» Directions for this task
Every line containing the word "tokens" is to be copied from the data below.

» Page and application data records
========

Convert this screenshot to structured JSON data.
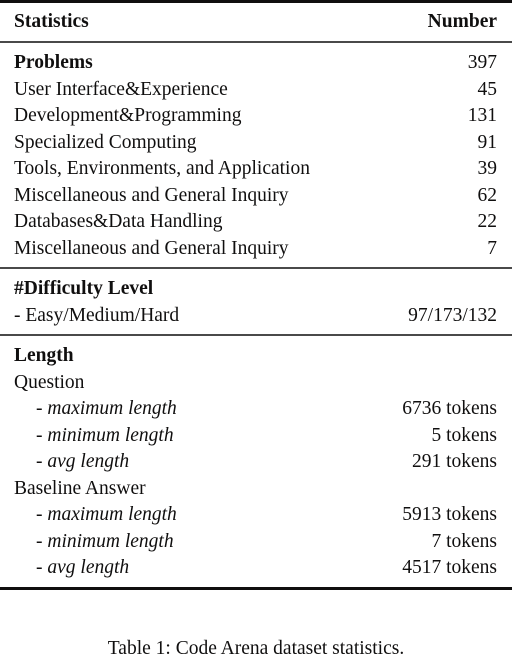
{
  "table": {
    "header": {
      "label": "Statistics",
      "value": "Number"
    },
    "sections": [
      {
        "title": "Problems",
        "title_value": "397",
        "rows": [
          {
            "label": "User Interface&Experience",
            "value": "45"
          },
          {
            "label": "Development&Programming",
            "value": "131"
          },
          {
            "label": "Specialized Computing",
            "value": "91"
          },
          {
            "label": "Tools, Environments, and Application",
            "value": "39"
          },
          {
            "label": "Miscellaneous and General Inquiry",
            "value": "62"
          },
          {
            "label": "Databases&Data Handling",
            "value": "22"
          },
          {
            "label": "Miscellaneous and General Inquiry",
            "value": "7"
          }
        ]
      },
      {
        "title": "#Difficulty Level",
        "title_value": "",
        "rows": [
          {
            "label": "- Easy/Medium/Hard",
            "value": "97/173/132"
          }
        ]
      },
      {
        "title": "Length",
        "title_value": "",
        "groups": [
          {
            "name": "Question",
            "items": [
              {
                "dash": "- ",
                "label": "maximum length",
                "value": "6736 tokens"
              },
              {
                "dash": "- ",
                "label": "minimum length",
                "value": "5 tokens"
              },
              {
                "dash": "- ",
                "label": "avg length",
                "value": "291 tokens"
              }
            ]
          },
          {
            "name": "Baseline Answer",
            "items": [
              {
                "dash": "- ",
                "label": "maximum length",
                "value": "5913 tokens"
              },
              {
                "dash": "- ",
                "label": "minimum length",
                "value": "7 tokens"
              },
              {
                "dash": "- ",
                "label": "avg length",
                "value": "4517 tokens"
              }
            ]
          }
        ]
      }
    ]
  },
  "caption": {
    "text": "Table 1: Code Arena dataset statistics."
  }
}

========

» Completed task
                "value": "6736 tokens"
                "value": "5 tokens"
                "value": "291 tokens"
                "value": "5913 tokens"
                "value": "7 tokens"
                "value": "4517 tokens"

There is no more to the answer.